Be Thankful for Your Relationships
You know we strongly believe that nothing is more important than your relationships. As we head into Thanksgiving tomorrow, what better time to acknowledge the people in our lives that help make us grey?
1. Help Them Out With Their Projects
If you have some extra time on your plate, offering just an hour of your time a month to the connections you care about most—sans charge—is a stellar way to keep those relationships strong without giving up too much.
Consider your own professional and personal strengths, then think about how you can use them to help your network catapult their projects or businesses to success. Did you see that one of your old colleagues just launched a side hustle? Publicize her new business by telling the rest of your network about it. If your mentor’s company has a new service offering, offer to beta test it and write a testimonial or answer a series of survey questions. Do you dabble in design work? Offer to design a flyer or program for an event your contact is in charge of.
2. Mention Them
Most people love public recognition, so when you want to pass on kudos to someone in your network, your social media accounts are an obvious choice. A simple tweet, like, “Taking a minute to thank @JulieKantorSTEM for being an awesome mentor and for encouraging my entrepreneurial spirit while I was in school!” can make someone’s day.
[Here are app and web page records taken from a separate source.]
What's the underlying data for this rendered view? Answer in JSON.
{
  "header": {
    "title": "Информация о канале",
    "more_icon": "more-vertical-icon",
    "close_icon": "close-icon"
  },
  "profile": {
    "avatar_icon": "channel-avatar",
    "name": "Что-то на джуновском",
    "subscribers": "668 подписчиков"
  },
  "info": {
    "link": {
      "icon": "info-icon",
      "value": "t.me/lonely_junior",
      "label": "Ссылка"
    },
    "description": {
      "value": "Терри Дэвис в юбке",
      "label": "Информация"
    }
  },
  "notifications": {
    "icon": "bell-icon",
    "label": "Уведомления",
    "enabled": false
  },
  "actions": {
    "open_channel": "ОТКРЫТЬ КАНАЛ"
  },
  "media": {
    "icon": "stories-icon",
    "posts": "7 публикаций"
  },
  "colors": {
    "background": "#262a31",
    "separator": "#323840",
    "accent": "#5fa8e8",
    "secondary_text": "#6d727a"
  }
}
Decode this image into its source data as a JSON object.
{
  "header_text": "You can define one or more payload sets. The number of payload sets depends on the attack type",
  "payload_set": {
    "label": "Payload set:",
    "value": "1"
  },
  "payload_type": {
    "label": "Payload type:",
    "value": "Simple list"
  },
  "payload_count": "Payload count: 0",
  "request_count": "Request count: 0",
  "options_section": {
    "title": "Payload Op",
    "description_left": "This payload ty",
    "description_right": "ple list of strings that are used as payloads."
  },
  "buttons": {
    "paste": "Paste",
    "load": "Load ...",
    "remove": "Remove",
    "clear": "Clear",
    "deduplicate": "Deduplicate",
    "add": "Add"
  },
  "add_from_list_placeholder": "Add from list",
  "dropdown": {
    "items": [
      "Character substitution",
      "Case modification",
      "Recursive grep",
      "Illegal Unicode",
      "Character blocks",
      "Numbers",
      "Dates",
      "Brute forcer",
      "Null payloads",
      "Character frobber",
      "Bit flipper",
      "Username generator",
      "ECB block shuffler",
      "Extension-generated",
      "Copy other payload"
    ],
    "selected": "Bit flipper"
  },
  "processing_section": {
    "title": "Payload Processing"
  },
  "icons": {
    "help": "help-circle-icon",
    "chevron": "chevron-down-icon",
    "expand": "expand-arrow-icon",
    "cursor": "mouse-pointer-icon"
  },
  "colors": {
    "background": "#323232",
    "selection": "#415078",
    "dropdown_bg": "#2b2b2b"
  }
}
3. Pay it Forward
A great way to make those who have positively influenced you proud? Pass on their words of wisdom or helpful resources to someone else. Then, shoot your contact a quick email letting him or her know that you valued that input so much that you passed it on to a budding star. Who wouldn’t want to hear that they helped you so much that you wanted to share their knowledge with someone else?
If you want to take it a step further, find out what causes your contact is passionate about, and make a small donation to one of them in his or her name.
4. Give a LinkedIn Recommendation
LinkedIn recommendations may seem like an obvious solution for a former boss or subordinate, but they can also be great ways to thank someone who may not need an official recommendation from you, like someone you worked with on a project or served on a volunteer committee with.
When crafting your recommendation, keep these tips in mind:
- Don’t just highlight the person’s skills and talents—note the specific effect that he or she had on you or your organization.
- Read through your contact’s LinkedIn profile first to get a sense of his or her personal positioning. Does he seem to be moving in a different direction from his previous experiences? Emphasize the new skills and talents he’ll be using. Is she offering a new product or service through her business? Play up that in your recommendation.
- Keep it powerful by avoiding phrases like “one of the best.” It’s not nearly as strong as “the best,” right?
Read Cristina’s article in its entirety here.